The thrust of the Indian biosimilars market is likely to continue with the various biosimilars still in the pipeline. As per our estimates, around 20 biosimilars are to be approved in India in the upcoming next-wave of biosimilars. If you’re interested in knowing the upcoming Indian Biosimilar Market Trend, then download our report here.
In terms of regulation, the market for biologics and biosimilars falls into three broad clusters: the regulated markets (US, Europe, Japan and Canada); the semi-regulated markets (dominated by China and India) and the unregulated markets. The unmet need for cost–effective alternatives to biologics manifest the growing demand for biosimilars and will be the driving factor for the expansion of the market in the regulated and the semi-regulated markets. However, there remains a colossal gap between the number of approved biosimilars between the regulated and semi-regulated markets, with China and India having over 50 approved biologics and US having none. Among the regulated markets, Europe has been way ahead of others despite having similar regulatory requirement in US.
The surge of the biosimilars in the semi-regulated markets can be owed to biosimilars- conducive yet streamlined regulations and increasing market acceptance. For example, the Indian government offers subsidies to Indian biosimilar manufacturers and funding companies that enter into public-private partnerships. Such steps secure the availability of affordable biosimilars both in domestic and export markets; and ensure that the Indian biosimilar landscape remains competitive.

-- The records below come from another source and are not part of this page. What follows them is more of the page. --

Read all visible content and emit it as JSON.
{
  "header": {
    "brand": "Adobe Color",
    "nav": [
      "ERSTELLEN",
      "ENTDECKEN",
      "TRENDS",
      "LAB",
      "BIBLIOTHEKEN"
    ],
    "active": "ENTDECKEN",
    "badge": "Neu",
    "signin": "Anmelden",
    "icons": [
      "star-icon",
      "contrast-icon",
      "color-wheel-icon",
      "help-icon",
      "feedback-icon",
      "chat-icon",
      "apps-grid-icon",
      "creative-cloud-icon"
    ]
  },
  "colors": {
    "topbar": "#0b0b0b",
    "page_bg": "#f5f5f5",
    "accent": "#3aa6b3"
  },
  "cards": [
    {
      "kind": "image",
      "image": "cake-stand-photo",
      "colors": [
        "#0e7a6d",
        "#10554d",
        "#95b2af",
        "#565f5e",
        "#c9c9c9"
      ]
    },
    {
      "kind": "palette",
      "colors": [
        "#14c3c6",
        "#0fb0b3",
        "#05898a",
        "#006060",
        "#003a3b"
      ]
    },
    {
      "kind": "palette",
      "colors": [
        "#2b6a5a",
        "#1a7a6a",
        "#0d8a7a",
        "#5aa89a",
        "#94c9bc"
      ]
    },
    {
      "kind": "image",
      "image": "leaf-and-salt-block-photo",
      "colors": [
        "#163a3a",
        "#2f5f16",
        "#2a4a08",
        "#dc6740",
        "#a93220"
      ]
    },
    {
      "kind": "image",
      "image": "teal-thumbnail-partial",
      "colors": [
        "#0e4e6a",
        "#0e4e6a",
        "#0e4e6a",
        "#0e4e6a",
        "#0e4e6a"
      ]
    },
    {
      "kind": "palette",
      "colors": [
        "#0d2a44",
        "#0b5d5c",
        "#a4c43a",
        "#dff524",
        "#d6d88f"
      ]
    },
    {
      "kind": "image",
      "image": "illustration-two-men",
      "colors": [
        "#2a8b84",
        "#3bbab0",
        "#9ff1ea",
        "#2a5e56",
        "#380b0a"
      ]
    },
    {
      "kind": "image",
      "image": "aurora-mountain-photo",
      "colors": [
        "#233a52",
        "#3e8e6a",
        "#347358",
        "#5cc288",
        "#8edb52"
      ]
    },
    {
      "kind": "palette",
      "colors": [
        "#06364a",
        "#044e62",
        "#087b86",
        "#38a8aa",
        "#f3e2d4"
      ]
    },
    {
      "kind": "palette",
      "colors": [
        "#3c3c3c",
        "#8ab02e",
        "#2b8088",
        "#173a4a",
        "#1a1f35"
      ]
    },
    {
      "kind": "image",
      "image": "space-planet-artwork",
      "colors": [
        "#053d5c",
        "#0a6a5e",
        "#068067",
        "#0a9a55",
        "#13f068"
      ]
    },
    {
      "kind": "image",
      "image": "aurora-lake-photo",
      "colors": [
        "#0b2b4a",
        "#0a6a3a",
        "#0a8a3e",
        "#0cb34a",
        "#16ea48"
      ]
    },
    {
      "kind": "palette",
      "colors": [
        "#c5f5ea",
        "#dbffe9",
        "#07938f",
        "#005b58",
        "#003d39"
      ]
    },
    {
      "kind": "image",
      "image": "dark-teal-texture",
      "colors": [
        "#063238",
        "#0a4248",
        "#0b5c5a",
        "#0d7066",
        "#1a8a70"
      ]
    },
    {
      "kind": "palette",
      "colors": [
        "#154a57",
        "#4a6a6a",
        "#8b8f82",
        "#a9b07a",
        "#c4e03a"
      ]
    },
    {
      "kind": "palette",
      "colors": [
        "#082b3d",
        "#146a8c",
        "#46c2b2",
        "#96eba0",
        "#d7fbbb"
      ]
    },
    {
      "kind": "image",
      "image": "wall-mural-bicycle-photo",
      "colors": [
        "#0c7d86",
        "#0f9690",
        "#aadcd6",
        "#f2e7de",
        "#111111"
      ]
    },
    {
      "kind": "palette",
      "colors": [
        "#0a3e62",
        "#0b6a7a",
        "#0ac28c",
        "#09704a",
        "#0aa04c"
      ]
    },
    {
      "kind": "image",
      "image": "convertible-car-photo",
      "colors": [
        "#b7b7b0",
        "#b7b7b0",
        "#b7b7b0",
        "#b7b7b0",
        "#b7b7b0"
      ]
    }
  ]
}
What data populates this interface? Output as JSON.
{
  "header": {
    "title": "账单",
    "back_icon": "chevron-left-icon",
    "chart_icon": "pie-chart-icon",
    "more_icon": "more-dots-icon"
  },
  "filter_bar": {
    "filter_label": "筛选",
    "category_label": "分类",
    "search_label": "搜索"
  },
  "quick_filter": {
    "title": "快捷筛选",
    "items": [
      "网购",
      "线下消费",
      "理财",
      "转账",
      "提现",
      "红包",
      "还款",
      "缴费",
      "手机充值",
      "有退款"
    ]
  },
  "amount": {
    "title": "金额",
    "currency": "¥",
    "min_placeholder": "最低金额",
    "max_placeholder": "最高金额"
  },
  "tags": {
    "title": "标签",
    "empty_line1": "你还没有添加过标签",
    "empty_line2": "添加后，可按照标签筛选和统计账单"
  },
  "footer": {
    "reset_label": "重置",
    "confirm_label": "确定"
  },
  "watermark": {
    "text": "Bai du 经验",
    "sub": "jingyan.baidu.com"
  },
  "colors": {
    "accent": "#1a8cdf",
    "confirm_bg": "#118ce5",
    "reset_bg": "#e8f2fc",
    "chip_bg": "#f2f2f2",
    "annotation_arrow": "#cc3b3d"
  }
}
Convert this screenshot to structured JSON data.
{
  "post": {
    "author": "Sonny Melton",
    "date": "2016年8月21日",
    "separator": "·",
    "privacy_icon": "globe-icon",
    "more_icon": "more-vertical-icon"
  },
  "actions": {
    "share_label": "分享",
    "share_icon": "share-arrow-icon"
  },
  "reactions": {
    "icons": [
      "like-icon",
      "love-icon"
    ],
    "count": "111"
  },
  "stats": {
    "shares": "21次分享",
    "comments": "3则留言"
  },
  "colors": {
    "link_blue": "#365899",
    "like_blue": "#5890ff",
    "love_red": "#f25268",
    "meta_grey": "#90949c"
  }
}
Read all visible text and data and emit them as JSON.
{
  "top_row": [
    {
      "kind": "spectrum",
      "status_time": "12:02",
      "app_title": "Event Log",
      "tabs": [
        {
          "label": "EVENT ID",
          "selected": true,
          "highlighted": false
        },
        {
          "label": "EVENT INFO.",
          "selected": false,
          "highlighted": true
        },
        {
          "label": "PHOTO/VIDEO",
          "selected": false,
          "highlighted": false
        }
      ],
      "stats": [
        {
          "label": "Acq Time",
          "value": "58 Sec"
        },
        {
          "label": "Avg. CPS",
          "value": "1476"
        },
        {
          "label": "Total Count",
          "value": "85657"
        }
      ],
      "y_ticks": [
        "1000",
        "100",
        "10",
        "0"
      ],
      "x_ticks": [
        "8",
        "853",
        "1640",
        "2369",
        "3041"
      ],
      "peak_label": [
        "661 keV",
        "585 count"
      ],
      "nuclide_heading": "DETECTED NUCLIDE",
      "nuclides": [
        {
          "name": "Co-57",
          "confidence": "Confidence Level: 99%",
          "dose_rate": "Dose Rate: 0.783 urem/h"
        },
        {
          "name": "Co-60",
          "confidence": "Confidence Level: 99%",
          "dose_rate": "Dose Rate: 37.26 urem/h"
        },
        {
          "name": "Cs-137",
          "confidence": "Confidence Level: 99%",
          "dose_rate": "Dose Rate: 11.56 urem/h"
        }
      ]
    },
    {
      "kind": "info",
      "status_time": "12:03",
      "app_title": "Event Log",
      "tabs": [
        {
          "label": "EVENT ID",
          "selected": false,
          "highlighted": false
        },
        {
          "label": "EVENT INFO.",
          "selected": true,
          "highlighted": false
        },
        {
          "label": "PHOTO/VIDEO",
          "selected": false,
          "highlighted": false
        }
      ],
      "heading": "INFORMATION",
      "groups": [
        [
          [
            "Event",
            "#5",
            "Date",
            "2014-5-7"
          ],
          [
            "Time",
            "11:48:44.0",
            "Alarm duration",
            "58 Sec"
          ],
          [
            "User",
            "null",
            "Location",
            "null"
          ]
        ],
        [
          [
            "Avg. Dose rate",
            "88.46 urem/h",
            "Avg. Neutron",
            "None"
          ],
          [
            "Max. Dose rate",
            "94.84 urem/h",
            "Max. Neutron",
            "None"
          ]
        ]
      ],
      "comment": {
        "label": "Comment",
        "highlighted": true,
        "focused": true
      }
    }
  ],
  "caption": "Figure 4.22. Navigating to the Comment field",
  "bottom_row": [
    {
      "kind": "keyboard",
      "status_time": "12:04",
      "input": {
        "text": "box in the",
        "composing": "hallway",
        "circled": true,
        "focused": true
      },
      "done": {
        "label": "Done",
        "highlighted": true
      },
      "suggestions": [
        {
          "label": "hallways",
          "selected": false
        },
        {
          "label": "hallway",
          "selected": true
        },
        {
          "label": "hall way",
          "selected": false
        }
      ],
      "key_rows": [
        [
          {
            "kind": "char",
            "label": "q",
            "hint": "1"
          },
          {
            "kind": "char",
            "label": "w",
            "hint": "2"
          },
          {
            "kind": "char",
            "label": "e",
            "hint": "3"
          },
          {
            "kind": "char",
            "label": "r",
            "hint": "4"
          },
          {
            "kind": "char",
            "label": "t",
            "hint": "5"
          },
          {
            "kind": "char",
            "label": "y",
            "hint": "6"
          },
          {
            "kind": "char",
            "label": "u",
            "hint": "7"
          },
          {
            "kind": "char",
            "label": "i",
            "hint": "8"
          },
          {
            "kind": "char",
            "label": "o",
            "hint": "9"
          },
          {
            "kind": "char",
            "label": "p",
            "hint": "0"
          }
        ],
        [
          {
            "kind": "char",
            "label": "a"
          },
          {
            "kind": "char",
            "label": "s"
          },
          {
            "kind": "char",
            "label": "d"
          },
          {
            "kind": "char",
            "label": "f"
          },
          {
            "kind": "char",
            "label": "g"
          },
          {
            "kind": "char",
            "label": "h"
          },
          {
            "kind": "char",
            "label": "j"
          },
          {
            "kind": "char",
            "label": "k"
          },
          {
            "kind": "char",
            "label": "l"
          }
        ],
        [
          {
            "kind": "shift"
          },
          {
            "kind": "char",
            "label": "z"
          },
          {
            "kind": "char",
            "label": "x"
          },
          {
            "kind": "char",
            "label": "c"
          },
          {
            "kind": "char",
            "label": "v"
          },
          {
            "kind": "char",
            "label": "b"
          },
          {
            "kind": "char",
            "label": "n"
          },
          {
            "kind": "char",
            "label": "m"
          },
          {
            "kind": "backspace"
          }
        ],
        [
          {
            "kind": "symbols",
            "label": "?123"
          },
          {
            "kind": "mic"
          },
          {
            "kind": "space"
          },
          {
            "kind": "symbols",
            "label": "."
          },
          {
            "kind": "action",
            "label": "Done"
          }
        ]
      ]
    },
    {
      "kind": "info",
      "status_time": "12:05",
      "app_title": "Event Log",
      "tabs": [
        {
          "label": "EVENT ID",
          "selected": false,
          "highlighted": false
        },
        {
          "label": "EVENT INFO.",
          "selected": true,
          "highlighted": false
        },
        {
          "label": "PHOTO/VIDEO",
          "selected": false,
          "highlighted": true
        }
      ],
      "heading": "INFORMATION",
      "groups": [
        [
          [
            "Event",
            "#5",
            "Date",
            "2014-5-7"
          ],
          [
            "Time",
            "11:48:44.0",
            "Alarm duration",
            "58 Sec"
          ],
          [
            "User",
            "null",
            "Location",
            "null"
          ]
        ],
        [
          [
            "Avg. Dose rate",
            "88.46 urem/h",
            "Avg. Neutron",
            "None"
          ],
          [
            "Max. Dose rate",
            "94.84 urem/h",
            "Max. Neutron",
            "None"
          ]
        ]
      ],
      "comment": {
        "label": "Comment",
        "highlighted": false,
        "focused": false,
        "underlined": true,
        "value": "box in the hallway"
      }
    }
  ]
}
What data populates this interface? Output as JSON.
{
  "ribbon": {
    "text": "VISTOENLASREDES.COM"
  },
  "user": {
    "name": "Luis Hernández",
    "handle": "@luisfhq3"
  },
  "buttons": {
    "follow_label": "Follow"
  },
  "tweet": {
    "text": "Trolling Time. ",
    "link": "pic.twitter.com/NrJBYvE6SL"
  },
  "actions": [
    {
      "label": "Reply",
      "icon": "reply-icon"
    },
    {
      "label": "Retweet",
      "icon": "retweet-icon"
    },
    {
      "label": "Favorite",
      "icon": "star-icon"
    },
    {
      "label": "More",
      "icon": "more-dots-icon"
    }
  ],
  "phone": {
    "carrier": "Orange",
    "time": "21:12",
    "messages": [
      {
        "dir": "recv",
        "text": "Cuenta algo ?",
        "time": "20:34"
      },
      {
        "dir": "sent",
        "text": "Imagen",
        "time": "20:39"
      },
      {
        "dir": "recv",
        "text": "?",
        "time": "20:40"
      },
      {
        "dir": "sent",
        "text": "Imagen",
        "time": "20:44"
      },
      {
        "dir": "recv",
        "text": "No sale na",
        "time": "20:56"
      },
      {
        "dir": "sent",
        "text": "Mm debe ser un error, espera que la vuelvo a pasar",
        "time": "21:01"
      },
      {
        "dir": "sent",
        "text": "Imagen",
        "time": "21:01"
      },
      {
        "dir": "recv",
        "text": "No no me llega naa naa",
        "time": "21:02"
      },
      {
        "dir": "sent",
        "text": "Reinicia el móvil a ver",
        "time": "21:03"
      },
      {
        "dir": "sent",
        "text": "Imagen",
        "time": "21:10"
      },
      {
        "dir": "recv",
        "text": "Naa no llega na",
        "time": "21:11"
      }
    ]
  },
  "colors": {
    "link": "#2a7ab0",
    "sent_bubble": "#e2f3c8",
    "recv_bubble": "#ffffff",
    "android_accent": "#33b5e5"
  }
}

Looking five to ten years down the road, India seems to be on a route to market expansion. The ability to expand beyond the domestic markets however will be contingent on the strategies adopted by the developers. Unlike in India, where price is the deciding factor for the success of a biologic/biosimilar; the prominent factors in the western markets include quality, clinical data and safety. Prescribers in the western markets have limited faith in the products manufactured by developers of the semi-regulated markets.  Thus, forming strategic partnerships with multi-national manufacturers that elevate the manufacturers’ profile – a tactic that the Indian companies could consider adopting if they wish to enter the international markets.
– Harsha Agarwal and The Editorial Team